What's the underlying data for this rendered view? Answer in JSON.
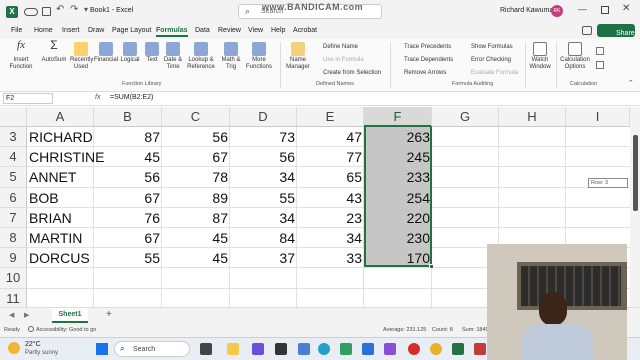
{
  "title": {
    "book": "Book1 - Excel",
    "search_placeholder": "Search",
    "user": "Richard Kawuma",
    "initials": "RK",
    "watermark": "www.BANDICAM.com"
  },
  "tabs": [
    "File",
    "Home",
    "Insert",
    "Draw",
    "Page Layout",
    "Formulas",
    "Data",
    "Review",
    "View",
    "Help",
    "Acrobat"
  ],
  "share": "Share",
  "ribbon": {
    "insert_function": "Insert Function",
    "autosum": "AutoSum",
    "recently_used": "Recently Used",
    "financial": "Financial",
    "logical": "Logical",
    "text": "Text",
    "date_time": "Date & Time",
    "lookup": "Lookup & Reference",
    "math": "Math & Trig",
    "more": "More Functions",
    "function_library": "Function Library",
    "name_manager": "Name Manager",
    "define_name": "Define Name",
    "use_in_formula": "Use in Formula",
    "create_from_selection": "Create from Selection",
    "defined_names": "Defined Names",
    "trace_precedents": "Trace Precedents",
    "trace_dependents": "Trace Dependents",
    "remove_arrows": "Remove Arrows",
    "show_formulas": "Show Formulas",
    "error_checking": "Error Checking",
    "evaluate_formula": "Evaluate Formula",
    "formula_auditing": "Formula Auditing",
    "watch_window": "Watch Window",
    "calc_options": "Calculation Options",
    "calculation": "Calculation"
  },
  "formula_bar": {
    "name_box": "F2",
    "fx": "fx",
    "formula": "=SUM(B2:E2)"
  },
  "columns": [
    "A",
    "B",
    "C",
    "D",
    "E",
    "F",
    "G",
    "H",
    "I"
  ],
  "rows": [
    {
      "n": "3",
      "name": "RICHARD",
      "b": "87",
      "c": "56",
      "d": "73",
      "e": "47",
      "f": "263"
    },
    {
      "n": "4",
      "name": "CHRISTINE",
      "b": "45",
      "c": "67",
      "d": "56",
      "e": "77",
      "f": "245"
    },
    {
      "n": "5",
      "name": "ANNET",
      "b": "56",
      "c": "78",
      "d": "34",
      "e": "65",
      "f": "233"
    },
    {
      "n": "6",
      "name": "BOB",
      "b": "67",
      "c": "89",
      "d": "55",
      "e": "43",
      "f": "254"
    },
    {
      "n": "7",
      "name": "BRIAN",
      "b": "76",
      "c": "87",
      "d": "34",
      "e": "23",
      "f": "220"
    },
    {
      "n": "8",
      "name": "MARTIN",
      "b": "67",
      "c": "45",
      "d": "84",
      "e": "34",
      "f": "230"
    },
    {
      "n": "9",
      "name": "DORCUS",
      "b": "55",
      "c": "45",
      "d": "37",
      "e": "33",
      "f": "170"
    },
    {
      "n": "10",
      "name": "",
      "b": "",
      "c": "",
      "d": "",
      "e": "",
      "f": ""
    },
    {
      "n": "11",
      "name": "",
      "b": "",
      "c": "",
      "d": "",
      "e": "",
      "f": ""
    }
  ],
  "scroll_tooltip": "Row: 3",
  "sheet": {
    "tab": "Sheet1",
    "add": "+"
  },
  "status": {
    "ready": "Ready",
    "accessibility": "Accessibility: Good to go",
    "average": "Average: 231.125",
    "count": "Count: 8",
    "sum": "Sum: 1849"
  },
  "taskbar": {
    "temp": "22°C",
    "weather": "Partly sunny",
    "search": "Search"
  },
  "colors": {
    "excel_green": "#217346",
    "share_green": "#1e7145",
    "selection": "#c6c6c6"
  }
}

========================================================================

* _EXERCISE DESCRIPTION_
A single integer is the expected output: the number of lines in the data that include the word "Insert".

* _OUTPUT FOR THIS EXERCISE_
2